Alternatively, if you want to try something that requires less tinkering and is a bit more user friendly, although absolutely optional, you can look at…

Optional: Wanikani

I have never used it myself, and I don’t have any strong feelings about it either way, but Wanikani seems to be a decent paid tool to help with both kanji and vocabulary. It can work as paid alternative to both RTK and a core Anki deck.


There is no actual step for listening. It’s always good to get acquainted with the phonetics and sound of the language, the pacing of sentences, the modulation or pitch accents of words, etc. However at this stage you can do mostly only passive listening, as you lack both the grammar and vocabulary to immerse in anything yet. If you want, listen to Japanese music, leave some podcasts in the background… it won’t hurt, but don’t expect to get much out of it.

Step 2: The Loop

The Loop consists of one preparatory step, and three core steps to follow.

Sentence Mining Deck (preparation)

There’s an overall guide on sentence mining and sentence cards on the MIA website.

The idea is that you read native material, find stuff that you don’t know, and add it to this deck so you can review it later.

Once you have set up your mining deck and got the workflow down, you can begin looping.

Discovery Phase

Following Krashen’s Input Hypothesis, we acquire language as we are exposed to comprehensible input.

Defining comprehensible input, is quite tricky, but in layman’s terms it simply means don’t bite more than you can chew. You might be tempted to jump into complex material that interests you, but you are not going to have a good time if you cannot find a good balance between consumption and dictionary lookups.

Ideally you want to find material that gives you at least 90% comprehension. Having to look up one word or grammar point for every sentence is a healthy balance in my opinion. I’d recommend staying away from material specifically targeted to language learners (fake conversations, textbook readings, etc). Aim for kid’s material if you’re a beginner, instead.

For possible starting points, refer to Beginner Japanese Immersion Material.

NOTE: As far as I believe that biting more than you can chew can be detrimental to language acquisition, it needs to be said that hard stuff that you enjoy is more fun than easy stuff you do not enjoy. And if you are not having fun, you’ll have a much harder time acquiring the language. Only you know what you find enjoyable, don’t let anyone else tell you otherwise.

Consumption Phase

Once you have found what you want to consume, simply start reading.

I say reading here but there’s multiple ways to consume native content. Do not skip on listening too. There’s all kind of native sources, both passive and active (as listed on the diagram). Do a little bit every day, don’t think of it as studying or a chore that you need to do, simply just do stuff you enjoy but do it in Japanese. Consider giving this video a watch to get an idea of what I mean.

In this step it is fundamental that you become aware that Japanese is a real language. It’s not just something you study in school and drill exercises on. You need to make it a part of your life, and enjoy doing so.

Improvement Phase

Whenever you find some word or grammar you do not understand, look it up using the approaches explained in Unlocking Japanese: Tricks#.

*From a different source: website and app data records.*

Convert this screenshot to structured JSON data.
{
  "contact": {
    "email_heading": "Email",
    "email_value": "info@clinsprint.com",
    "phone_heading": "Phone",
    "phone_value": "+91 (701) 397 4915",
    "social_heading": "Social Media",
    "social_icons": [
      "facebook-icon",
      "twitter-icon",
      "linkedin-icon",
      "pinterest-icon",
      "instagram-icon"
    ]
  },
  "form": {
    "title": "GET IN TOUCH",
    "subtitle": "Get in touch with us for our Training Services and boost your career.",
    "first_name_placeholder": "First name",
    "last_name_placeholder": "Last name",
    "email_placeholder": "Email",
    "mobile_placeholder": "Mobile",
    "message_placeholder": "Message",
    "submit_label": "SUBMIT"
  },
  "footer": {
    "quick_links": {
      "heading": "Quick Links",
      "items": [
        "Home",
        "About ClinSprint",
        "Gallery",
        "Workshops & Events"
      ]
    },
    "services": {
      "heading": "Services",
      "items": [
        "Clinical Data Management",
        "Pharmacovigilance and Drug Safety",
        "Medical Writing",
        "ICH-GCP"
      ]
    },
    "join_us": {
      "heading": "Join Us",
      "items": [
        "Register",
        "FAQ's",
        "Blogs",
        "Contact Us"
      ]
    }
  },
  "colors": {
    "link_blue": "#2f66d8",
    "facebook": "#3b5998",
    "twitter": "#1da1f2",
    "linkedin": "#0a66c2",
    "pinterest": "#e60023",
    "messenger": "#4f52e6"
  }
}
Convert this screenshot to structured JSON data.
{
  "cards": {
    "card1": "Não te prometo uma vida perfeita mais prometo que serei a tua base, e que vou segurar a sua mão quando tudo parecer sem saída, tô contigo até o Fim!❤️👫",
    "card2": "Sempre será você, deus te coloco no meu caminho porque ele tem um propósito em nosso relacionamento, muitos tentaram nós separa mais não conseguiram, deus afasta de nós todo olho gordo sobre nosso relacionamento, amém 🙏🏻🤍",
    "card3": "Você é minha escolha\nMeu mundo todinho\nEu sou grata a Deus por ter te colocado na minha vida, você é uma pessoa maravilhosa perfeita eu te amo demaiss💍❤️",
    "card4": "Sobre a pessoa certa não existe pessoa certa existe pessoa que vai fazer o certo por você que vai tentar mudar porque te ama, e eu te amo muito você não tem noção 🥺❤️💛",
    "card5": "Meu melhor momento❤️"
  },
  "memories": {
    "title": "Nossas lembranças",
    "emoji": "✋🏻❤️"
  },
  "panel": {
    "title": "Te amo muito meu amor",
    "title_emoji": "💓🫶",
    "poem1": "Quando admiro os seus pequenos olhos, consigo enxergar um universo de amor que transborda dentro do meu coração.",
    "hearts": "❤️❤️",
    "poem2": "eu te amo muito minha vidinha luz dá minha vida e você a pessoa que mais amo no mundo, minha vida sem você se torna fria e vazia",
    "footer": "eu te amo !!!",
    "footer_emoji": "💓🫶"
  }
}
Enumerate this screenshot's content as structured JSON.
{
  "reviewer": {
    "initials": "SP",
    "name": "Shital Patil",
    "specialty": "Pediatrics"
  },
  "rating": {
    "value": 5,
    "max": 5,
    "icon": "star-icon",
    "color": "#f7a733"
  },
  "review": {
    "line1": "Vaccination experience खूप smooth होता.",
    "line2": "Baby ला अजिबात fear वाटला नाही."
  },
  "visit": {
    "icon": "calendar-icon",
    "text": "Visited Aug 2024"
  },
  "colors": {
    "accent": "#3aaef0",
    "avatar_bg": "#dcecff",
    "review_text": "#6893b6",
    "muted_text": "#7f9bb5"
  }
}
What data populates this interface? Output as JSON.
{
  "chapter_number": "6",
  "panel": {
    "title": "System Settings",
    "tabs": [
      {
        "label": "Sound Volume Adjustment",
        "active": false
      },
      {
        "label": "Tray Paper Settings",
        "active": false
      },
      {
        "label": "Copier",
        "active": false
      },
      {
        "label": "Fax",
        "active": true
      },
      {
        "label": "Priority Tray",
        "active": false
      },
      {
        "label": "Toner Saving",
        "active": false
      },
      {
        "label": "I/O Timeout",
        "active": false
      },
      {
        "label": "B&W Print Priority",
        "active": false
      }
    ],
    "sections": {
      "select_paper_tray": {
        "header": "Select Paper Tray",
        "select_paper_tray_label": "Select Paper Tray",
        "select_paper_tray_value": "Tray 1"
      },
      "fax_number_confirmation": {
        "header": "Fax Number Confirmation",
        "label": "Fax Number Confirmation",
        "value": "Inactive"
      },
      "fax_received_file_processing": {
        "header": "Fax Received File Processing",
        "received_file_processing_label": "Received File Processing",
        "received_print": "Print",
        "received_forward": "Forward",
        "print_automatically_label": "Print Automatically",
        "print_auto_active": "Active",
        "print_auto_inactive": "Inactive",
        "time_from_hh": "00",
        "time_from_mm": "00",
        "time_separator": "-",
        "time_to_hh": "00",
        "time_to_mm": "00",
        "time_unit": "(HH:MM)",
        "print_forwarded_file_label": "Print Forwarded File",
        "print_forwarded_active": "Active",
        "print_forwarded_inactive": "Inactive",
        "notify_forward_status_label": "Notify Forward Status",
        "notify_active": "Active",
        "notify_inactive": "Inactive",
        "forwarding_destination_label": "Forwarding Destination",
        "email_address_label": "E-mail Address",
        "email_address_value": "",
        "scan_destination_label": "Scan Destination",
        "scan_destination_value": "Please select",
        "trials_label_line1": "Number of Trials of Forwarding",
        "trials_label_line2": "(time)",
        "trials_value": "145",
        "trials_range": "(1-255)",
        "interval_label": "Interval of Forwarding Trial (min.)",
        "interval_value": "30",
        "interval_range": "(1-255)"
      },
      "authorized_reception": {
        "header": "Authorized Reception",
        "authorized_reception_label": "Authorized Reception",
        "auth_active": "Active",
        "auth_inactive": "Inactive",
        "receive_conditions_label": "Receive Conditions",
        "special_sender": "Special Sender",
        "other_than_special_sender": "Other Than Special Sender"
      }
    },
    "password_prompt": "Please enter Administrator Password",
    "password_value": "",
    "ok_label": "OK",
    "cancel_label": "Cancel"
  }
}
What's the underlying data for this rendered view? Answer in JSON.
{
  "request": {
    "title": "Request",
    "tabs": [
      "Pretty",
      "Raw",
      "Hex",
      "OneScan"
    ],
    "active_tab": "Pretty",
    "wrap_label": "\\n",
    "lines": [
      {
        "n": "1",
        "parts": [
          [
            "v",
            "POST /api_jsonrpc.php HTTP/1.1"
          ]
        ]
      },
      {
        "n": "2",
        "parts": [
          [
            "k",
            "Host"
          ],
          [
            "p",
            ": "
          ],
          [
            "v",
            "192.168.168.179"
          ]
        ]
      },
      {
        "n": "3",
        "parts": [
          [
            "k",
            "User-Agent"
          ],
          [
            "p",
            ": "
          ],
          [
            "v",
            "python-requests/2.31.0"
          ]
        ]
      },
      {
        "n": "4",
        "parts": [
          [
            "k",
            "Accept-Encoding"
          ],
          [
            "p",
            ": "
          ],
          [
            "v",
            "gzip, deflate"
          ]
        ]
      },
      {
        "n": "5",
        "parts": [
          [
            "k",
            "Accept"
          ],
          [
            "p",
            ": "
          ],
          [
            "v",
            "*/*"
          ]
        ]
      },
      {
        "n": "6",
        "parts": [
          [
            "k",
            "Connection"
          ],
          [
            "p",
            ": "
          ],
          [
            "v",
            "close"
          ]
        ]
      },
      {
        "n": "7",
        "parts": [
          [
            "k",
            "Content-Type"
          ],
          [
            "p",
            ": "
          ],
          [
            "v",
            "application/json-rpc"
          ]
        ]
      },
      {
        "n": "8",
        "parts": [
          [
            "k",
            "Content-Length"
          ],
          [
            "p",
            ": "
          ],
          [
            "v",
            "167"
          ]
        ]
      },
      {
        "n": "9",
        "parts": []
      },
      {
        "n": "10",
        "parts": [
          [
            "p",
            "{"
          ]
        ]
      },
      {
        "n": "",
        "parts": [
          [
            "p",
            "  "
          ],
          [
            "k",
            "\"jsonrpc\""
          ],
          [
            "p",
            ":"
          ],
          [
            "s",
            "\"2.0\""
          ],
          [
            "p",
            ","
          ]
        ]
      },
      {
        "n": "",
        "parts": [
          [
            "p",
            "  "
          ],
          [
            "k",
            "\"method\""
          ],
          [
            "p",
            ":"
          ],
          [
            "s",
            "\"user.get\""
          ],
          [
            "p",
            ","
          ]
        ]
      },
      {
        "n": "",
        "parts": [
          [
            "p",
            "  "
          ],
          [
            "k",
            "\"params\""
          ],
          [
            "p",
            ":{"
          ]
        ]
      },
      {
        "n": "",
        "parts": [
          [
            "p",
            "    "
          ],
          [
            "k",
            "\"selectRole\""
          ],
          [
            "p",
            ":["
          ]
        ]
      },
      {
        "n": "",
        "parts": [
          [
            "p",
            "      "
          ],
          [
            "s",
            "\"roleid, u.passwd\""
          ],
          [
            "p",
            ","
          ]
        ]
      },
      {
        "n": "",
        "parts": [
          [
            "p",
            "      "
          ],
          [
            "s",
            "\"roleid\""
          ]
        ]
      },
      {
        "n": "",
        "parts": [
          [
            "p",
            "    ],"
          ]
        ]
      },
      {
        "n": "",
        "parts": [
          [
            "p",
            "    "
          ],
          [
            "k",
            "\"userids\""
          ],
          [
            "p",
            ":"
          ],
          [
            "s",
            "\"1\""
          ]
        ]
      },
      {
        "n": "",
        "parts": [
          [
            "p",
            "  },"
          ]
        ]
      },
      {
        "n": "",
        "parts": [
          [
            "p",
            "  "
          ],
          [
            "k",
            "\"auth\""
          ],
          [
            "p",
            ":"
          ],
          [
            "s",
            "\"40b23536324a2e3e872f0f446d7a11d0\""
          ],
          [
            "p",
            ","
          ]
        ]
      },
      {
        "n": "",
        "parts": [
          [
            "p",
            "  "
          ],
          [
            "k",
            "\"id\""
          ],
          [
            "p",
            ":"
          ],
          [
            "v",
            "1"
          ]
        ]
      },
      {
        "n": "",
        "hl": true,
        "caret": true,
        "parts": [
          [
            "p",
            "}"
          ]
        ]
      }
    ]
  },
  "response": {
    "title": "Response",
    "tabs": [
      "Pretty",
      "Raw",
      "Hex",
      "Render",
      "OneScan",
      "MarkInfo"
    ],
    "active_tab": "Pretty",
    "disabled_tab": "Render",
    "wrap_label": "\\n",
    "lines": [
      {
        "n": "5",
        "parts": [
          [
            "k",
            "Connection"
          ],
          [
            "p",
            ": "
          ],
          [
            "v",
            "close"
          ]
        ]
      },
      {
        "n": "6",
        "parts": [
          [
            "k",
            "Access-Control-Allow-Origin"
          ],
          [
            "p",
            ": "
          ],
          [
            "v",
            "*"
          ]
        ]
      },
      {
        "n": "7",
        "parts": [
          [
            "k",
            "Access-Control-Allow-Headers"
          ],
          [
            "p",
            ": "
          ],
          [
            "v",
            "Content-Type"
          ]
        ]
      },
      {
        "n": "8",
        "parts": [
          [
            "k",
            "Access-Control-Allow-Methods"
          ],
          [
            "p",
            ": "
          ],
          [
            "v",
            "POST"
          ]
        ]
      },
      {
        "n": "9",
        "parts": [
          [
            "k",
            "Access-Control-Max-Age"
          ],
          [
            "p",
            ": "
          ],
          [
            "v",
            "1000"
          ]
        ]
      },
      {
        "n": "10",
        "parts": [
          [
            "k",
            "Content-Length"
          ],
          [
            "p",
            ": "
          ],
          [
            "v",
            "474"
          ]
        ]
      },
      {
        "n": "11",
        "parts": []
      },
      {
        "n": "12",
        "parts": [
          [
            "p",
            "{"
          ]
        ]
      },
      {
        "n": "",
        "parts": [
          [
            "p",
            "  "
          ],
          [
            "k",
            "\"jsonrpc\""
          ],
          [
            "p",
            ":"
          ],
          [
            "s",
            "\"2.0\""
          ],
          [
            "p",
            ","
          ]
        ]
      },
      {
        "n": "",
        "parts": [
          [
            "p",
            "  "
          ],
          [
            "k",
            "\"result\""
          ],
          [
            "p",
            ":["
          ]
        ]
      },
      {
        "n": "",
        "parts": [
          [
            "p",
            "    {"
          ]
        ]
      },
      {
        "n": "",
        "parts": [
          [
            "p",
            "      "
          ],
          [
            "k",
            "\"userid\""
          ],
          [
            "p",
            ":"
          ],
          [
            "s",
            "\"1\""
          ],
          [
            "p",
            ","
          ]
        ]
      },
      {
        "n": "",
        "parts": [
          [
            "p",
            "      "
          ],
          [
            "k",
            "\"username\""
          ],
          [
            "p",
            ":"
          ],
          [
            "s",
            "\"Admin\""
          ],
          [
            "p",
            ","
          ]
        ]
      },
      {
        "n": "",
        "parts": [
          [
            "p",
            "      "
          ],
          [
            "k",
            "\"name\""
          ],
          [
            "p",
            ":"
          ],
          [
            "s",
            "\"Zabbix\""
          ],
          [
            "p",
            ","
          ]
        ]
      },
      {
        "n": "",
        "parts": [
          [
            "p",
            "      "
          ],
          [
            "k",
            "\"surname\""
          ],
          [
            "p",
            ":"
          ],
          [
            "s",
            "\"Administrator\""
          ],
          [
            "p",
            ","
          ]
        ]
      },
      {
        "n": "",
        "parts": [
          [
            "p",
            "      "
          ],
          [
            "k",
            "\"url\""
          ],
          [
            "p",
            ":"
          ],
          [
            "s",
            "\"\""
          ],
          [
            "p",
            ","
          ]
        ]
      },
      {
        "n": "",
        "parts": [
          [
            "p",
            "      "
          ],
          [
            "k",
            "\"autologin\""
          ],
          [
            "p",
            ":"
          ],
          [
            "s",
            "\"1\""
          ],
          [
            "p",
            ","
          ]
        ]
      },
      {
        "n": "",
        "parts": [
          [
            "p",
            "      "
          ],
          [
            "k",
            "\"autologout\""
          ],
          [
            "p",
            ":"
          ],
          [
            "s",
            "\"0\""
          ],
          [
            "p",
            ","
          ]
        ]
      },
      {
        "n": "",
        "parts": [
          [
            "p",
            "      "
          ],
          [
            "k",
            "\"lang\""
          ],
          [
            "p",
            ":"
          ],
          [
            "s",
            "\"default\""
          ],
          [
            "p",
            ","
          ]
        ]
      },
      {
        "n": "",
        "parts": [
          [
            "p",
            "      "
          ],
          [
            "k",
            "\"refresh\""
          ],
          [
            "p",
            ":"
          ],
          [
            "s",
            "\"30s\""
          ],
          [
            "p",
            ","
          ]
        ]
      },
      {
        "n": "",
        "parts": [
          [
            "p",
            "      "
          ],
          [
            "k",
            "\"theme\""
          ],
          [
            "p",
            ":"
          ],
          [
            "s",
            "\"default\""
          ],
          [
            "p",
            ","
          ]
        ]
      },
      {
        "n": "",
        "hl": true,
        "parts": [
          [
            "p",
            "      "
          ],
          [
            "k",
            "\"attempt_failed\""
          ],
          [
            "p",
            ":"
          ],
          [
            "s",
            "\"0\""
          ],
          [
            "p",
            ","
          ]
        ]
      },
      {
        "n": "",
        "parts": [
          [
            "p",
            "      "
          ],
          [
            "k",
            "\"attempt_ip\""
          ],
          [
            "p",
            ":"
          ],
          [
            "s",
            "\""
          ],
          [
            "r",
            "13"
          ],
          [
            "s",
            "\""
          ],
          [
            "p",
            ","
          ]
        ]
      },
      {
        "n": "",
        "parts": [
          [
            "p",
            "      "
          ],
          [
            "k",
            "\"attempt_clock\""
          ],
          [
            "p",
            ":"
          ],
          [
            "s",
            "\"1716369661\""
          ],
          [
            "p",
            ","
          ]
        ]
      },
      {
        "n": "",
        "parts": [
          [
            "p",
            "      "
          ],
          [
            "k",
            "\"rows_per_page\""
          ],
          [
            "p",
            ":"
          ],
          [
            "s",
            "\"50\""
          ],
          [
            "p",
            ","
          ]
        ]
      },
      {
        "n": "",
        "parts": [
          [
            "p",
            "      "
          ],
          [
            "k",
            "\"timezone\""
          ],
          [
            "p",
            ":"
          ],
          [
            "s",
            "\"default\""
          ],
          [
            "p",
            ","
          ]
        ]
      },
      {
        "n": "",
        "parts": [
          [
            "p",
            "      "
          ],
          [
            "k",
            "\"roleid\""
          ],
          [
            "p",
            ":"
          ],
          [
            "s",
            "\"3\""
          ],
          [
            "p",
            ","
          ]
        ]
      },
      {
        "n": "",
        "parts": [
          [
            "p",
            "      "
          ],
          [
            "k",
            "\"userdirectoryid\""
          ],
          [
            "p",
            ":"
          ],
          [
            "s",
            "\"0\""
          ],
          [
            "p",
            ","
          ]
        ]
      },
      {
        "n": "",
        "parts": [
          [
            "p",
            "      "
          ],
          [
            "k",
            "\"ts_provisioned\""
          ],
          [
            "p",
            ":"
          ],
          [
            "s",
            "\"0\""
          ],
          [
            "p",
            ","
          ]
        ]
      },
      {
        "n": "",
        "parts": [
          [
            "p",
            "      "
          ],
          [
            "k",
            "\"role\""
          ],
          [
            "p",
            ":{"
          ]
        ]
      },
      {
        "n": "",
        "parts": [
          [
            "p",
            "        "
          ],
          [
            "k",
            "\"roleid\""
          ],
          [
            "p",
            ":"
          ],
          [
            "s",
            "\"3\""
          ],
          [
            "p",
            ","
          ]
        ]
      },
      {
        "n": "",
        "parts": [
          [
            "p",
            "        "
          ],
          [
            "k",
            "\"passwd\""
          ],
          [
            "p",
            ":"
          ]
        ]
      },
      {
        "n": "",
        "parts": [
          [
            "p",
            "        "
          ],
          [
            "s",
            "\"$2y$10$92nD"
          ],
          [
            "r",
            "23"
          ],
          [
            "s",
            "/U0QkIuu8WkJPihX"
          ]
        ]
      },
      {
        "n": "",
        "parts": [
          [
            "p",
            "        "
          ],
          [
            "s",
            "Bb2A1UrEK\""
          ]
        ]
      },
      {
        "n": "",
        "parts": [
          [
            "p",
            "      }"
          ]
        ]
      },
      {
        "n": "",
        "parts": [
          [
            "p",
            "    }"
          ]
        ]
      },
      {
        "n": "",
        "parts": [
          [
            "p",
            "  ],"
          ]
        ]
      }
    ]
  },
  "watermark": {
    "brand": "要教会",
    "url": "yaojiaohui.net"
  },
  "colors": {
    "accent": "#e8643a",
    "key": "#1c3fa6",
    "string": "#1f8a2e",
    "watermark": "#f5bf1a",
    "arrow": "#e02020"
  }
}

If you are using Bunpro, follow the advice in Fitting Bunpro in your study routine for grammar mining as well. At this step, you are in the Loop for Bunpro too, so don’t neglect it.

As you see fit, add new words or sentences to your sentence mining deck, and repeat. When you run out of material, go back to the Discovery Phase and find something new to consume.

Step 3: Fluency

As you see from the diagram, there’s really no state that can objectively lead you to actual fluency. This is because fluency means different things for different people and its objective definition is not something you should be concerned about. Just keep repeating The Loop and never stop.